● Exercise requirements: Your job is to retype the records exactly while dropping every picture.

[Data provided Boundary: Start]

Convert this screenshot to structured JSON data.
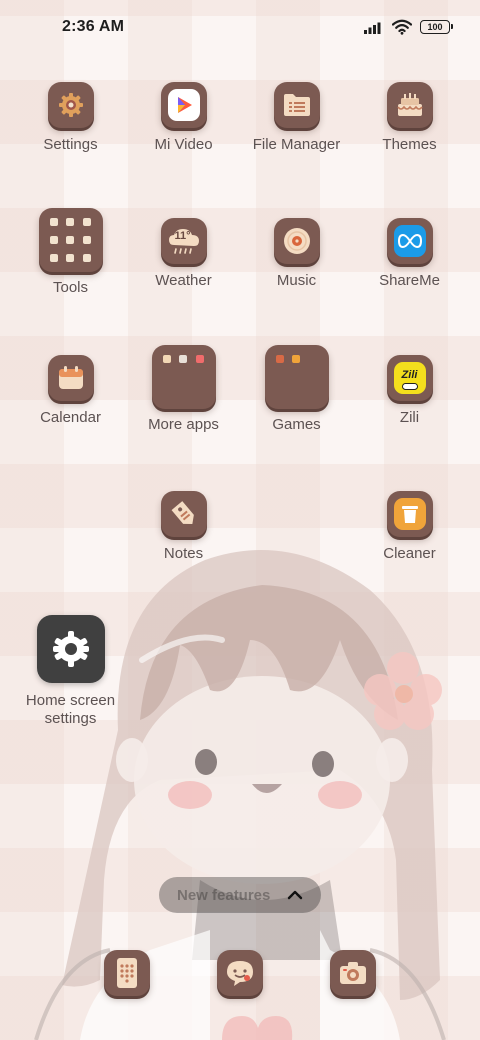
{
  "status_bar": {
    "time": "2:36 AM",
    "battery": "100",
    "icons": [
      "signal-icon",
      "wifi-icon",
      "battery-icon"
    ]
  },
  "apps": [
    {
      "label": "Settings",
      "icon": "settings-gear-icon"
    },
    {
      "label": "Mi Video",
      "icon": "mi-video-play-icon"
    },
    {
      "label": "File Manager",
      "icon": "folder-icon"
    },
    {
      "label": "Themes",
      "icon": "themes-cake-icon"
    },
    {
      "label": "Tools",
      "icon": "tools-folder-icon"
    },
    {
      "label": "Weather",
      "icon": "weather-cloud-icon",
      "temperature": "11°"
    },
    {
      "label": "Music",
      "icon": "music-disc-icon"
    },
    {
      "label": "ShareMe",
      "icon": "shareme-infinity-icon"
    },
    {
      "label": "Calendar",
      "icon": "calendar-icon"
    },
    {
      "label": "More apps",
      "icon": "more-apps-folder-icon"
    },
    {
      "label": "Games",
      "icon": "games-folder-icon"
    },
    {
      "label": "Zili",
      "icon": "zili-logo-icon",
      "logo_text": "Zili"
    },
    {
      "label": "Notes",
      "icon": "notes-tag-icon"
    },
    {
      "label": "Cleaner",
      "icon": "cleaner-bin-icon"
    }
  ],
  "home_screen_settings": {
    "label": "Home screen settings",
    "icon": "settings-gear-icon"
  },
  "new_features": {
    "label": "New features",
    "icon": "chevron-up-icon"
  },
  "dock": [
    {
      "name": "phone-dock-icon"
    },
    {
      "name": "messages-dock-icon"
    },
    {
      "name": "camera-dock-icon"
    }
  ],
  "colors": {
    "icon_bg": "#7c5a52",
    "icon_shadow": "#5f433d",
    "label": "#5c5252",
    "shareme_blue": "#1b9be8",
    "zili_yellow": "#f3df1d",
    "cleaner_orange": "#f0a43a"
  }
}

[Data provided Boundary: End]

● Result of this exercise:
Convert this screenshot to structured JSON data.
{
  "status_bar": {
    "time": "2:36 AM",
    "battery": "100",
    "icons": [
      "signal-icon",
      "wifi-icon",
      "battery-icon"
    ]
  },
  "apps": [
    {
      "label": "Settings",
      "icon": "settings-gear-icon"
    },
    {
      "label": "Mi Video",
      "icon": "mi-video-play-icon"
    },
    {
      "label": "File Manager",
      "icon": "folder-icon"
    },
    {
      "label": "Themes",
      "icon": "themes-cake-icon"
    },
    {
      "label": "Tools",
      "icon": "tools-folder-icon"
    },
    {
      "label": "Weather",
      "icon": "weather-cloud-icon",
      "temperature": "11°"
    },
    {
      "label": "Music",
      "icon": "music-disc-icon"
    },
    {
      "label": "ShareMe",
      "icon": "shareme-infinity-icon"
    },
    {
      "label": "Calendar",
      "icon": "calendar-icon"
    },
    {
      "label": "More apps",
      "icon": "more-apps-folder-icon"
    },
    {
      "label": "Games",
      "icon": "games-folder-icon"
    },
    {
      "label": "Zili",
      "icon": "zili-logo-icon",
      "logo_text": "Zili"
    },
    {
      "label": "Notes",
      "icon": "notes-tag-icon"
    },
    {
      "label": "Cleaner",
      "icon": "cleaner-bin-icon"
    }
  ],
  "home_screen_settings": {
    "label": "Home screen settings",
    "icon": "settings-gear-icon"
  },
  "new_features": {
    "label": "New features",
    "icon": "chevron-up-icon"
  },
  "dock": [
    {
      "name": "phone-dock-icon"
    },
    {
      "name": "messages-dock-icon"
    },
    {
      "name": "camera-dock-icon"
    }
  ],
  "colors": {
    "icon_bg": "#7c5a52",
    "icon_shadow": "#5f433d",
    "label": "#5c5252",
    "shareme_blue": "#1b9be8",
    "zili_yellow": "#f3df1d",
    "cleaner_orange": "#f0a43a"
  }
}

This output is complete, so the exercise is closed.